──────── Material shown ────────

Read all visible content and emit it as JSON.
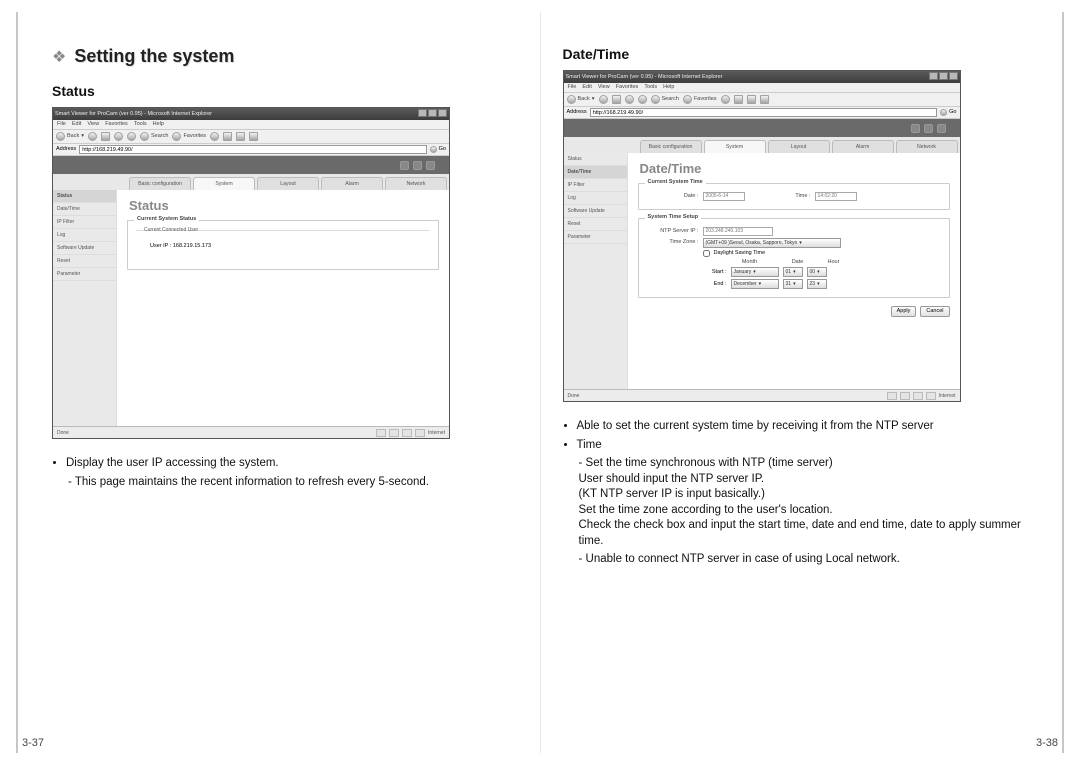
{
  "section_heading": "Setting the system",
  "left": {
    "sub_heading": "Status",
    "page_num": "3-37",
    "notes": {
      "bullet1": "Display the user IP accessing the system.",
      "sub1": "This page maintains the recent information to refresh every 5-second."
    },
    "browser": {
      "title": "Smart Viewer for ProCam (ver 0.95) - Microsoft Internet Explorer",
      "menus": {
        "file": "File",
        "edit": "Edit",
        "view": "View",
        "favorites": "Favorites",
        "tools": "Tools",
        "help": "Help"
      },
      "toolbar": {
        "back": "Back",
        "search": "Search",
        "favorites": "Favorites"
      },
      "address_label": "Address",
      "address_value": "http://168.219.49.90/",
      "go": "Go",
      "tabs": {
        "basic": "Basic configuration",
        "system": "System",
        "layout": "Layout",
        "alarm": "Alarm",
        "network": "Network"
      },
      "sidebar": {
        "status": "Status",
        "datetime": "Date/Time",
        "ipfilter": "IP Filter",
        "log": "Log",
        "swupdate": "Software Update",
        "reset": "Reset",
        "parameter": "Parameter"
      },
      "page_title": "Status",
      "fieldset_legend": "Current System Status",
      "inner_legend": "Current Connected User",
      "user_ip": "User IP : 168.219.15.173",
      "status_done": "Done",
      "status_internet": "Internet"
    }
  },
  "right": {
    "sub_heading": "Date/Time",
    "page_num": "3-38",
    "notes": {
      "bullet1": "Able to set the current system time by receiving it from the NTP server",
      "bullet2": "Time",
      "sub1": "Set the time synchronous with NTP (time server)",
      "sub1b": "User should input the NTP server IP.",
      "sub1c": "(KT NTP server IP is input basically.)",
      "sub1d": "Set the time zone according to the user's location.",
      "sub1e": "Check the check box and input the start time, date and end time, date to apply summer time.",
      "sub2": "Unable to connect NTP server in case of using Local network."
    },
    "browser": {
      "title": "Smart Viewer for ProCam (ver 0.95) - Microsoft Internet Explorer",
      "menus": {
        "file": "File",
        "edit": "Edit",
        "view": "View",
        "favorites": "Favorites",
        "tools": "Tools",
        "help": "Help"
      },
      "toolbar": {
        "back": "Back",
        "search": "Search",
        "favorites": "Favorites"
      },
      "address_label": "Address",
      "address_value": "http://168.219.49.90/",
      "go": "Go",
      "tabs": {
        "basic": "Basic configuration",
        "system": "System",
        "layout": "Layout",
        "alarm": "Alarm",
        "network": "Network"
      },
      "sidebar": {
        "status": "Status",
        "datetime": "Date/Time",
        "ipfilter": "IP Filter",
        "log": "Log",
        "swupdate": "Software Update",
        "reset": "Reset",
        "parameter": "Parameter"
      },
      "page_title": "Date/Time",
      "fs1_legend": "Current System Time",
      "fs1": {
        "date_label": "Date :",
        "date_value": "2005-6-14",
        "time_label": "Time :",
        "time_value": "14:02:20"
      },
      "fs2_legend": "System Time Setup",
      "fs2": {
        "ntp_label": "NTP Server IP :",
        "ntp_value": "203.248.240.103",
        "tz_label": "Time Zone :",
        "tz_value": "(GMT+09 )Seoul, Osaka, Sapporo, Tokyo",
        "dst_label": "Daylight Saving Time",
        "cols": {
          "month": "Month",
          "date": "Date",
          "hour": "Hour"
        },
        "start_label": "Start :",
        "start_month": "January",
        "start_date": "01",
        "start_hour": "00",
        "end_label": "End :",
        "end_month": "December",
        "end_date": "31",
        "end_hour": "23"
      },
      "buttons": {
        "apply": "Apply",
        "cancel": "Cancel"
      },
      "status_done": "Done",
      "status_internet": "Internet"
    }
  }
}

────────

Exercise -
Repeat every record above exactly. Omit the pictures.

Response to the exercise -
Read all visible content and emit it as JSON.
{
  "section_heading": "Setting the system",
  "left": {
    "sub_heading": "Status",
    "page_num": "3-37",
    "notes": {
      "bullet1": "Display the user IP accessing the system.",
      "sub1": "This page maintains the recent information to refresh every 5-second."
    },
    "browser": {
      "title": "Smart Viewer for ProCam (ver 0.95) - Microsoft Internet Explorer",
      "menus": {
        "file": "File",
        "edit": "Edit",
        "view": "View",
        "favorites": "Favorites",
        "tools": "Tools",
        "help": "Help"
      },
      "toolbar": {
        "back": "Back",
        "search": "Search",
        "favorites": "Favorites"
      },
      "address_label": "Address",
      "address_value": "http://168.219.49.90/",
      "go": "Go",
      "tabs": {
        "basic": "Basic configuration",
        "system": "System",
        "layout": "Layout",
        "alarm": "Alarm",
        "network": "Network"
      },
      "sidebar": {
        "status": "Status",
        "datetime": "Date/Time",
        "ipfilter": "IP Filter",
        "log": "Log",
        "swupdate": "Software Update",
        "reset": "Reset",
        "parameter": "Parameter"
      },
      "page_title": "Status",
      "fieldset_legend": "Current System Status",
      "inner_legend": "Current Connected User",
      "user_ip": "User IP : 168.219.15.173",
      "status_done": "Done",
      "status_internet": "Internet"
    }
  },
  "right": {
    "sub_heading": "Date/Time",
    "page_num": "3-38",
    "notes": {
      "bullet1": "Able to set the current system time by receiving it from the NTP server",
      "bullet2": "Time",
      "sub1": "Set the time synchronous with NTP (time server)",
      "sub1b": "User should input the NTP server IP.",
      "sub1c": "(KT NTP server IP is input basically.)",
      "sub1d": "Set the time zone according to the user's location.",
      "sub1e": "Check the check box and input the start time, date and end time, date to apply summer time.",
      "sub2": "Unable to connect NTP server in case of using Local network."
    },
    "browser": {
      "title": "Smart Viewer for ProCam (ver 0.95) - Microsoft Internet Explorer",
      "menus": {
        "file": "File",
        "edit": "Edit",
        "view": "View",
        "favorites": "Favorites",
        "tools": "Tools",
        "help": "Help"
      },
      "toolbar": {
        "back": "Back",
        "search": "Search",
        "favorites": "Favorites"
      },
      "address_label": "Address",
      "address_value": "http://168.219.49.90/",
      "go": "Go",
      "tabs": {
        "basic": "Basic configuration",
        "system": "System",
        "layout": "Layout",
        "alarm": "Alarm",
        "network": "Network"
      },
      "sidebar": {
        "status": "Status",
        "datetime": "Date/Time",
        "ipfilter": "IP Filter",
        "log": "Log",
        "swupdate": "Software Update",
        "reset": "Reset",
        "parameter": "Parameter"
      },
      "page_title": "Date/Time",
      "fs1_legend": "Current System Time",
      "fs1": {
        "date_label": "Date :",
        "date_value": "2005-6-14",
        "time_label": "Time :",
        "time_value": "14:02:20"
      },
      "fs2_legend": "System Time Setup",
      "fs2": {
        "ntp_label": "NTP Server IP :",
        "ntp_value": "203.248.240.103",
        "tz_label": "Time Zone :",
        "tz_value": "(GMT+09 )Seoul, Osaka, Sapporo, Tokyo",
        "dst_label": "Daylight Saving Time",
        "cols": {
          "month": "Month",
          "date": "Date",
          "hour": "Hour"
        },
        "start_label": "Start :",
        "start_month": "January",
        "start_date": "01",
        "start_hour": "00",
        "end_label": "End :",
        "end_month": "December",
        "end_date": "31",
        "end_hour": "23"
      },
      "buttons": {
        "apply": "Apply",
        "cancel": "Cancel"
      },
      "status_done": "Done",
      "status_internet": "Internet"
    }
  }
}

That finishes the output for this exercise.